Recent statistics show OxyContin sales at an all-time high; outselling all other prescription pain medications. The drug is an opiate, similar to morphine and heroin, and as such, is extremely addictive. Users can ingest orally, smoke, snort and inject the substance, making it one of the more versatile drugs in use today. Continued OxyContin use can lead to a variety of negative effects, addiction being one of the worst.
OxyContin dependence reduction can be difficult, as many medical doctors tend to write prescriptions that exceed the amount required to ensure a comfortable and healthy recovery.
OxyContin is generally prescribed to cancer patients and others who suffer from serious, chronic illnesses that generate tremendous amounts of pain that cannot be alleviated with mild pain killers. Due to its powerful effects, OxyContin users undergo withdraw symptoms after being taken off the drug. In the last few years the number of people who abuse OxyContin has gone up and so have the number of patients seeking help at addiction treatment centers.

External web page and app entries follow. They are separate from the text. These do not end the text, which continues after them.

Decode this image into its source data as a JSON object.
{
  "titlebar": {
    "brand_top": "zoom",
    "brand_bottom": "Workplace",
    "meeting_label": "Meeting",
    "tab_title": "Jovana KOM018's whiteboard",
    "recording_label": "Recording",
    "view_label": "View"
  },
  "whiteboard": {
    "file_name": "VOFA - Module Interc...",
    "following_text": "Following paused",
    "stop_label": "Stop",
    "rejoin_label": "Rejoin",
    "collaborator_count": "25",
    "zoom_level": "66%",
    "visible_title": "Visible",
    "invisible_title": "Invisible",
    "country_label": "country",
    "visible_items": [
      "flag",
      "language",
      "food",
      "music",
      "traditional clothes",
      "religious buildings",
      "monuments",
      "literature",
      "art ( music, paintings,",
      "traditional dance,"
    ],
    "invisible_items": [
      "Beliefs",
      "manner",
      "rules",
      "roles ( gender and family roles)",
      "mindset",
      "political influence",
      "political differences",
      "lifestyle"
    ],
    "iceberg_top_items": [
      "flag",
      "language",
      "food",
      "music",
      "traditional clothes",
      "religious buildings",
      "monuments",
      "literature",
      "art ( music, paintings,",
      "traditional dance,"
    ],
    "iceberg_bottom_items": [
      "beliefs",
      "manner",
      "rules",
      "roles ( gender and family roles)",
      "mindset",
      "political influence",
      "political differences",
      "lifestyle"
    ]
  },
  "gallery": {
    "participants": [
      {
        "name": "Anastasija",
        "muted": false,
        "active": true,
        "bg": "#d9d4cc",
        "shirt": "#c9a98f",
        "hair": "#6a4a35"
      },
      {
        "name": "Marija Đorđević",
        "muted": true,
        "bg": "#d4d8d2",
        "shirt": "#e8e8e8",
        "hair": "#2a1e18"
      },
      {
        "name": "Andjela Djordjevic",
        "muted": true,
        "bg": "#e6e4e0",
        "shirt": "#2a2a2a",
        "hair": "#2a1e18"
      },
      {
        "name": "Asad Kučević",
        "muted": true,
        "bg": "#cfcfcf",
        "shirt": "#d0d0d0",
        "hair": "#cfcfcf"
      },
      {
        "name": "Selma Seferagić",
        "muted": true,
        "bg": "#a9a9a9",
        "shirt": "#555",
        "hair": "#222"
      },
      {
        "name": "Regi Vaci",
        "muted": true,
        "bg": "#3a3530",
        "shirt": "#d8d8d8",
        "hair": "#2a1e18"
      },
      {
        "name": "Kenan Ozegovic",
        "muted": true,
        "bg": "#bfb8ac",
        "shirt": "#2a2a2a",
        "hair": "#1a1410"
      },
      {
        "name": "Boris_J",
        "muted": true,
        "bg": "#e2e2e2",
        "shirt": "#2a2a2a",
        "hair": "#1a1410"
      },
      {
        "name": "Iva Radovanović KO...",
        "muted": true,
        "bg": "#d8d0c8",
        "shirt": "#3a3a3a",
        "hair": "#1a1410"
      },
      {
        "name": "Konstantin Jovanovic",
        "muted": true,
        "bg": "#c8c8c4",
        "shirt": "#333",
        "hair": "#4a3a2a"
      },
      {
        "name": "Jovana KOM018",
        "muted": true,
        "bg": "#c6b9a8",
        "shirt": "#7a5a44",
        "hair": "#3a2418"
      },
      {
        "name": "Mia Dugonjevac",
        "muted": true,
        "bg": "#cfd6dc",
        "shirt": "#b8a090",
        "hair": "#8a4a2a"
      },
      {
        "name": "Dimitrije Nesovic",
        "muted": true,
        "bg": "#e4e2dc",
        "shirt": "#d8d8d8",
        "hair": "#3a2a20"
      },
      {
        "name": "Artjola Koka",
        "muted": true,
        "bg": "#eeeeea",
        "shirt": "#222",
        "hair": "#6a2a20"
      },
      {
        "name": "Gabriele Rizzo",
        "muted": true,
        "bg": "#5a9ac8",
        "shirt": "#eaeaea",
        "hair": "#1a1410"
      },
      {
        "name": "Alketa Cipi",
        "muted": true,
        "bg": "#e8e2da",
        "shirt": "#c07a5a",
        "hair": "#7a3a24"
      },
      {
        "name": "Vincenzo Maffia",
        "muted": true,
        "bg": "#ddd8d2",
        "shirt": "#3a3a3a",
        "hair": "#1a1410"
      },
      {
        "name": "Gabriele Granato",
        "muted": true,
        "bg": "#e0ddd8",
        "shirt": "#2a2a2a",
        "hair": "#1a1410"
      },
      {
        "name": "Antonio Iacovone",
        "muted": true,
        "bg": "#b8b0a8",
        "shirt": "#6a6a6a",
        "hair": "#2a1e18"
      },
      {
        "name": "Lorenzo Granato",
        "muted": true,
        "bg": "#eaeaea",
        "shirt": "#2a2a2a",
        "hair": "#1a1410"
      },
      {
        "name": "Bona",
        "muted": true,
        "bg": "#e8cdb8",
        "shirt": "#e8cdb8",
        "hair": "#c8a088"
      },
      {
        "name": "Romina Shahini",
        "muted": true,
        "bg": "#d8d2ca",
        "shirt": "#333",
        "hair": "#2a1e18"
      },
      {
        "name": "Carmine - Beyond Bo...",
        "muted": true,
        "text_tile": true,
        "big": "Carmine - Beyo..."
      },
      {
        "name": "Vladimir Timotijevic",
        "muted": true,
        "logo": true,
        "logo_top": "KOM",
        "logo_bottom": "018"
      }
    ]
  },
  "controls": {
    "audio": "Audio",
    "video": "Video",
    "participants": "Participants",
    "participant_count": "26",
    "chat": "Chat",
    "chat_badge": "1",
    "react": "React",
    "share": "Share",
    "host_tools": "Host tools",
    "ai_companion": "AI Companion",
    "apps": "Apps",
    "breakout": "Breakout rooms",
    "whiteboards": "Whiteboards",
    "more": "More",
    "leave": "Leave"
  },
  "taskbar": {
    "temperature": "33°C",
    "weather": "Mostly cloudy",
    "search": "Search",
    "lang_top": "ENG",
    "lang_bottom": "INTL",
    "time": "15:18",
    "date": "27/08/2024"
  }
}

If you or someone you know are addicted to OxyContin and can't stop using the drug, please find professional help. Because addiction is typically a chronic disease, people cannot simply stop using the drug of their choice for a few days and be cured. Most patients addicted to prescription drugs require long-term or repeated episodes of care to achieve the ultimate goal of sustained abstinence of the drug and recovery of their lives.
When an addict has made the decision to seek help for their addictions, it’s important to locate a reputable facility to help them make the transition to sobriety. Rehabilitation facilities not only help patients make the transition back to sobriety, but offer the tools and education needed to maintain it upon program completion. At Above It All Recovery and Treatment Center, we are here to help you. We will start you on the program that will best help you ease into a life of sustained sobriety. Contact us today and let’s get started on finding that path back to sobriety.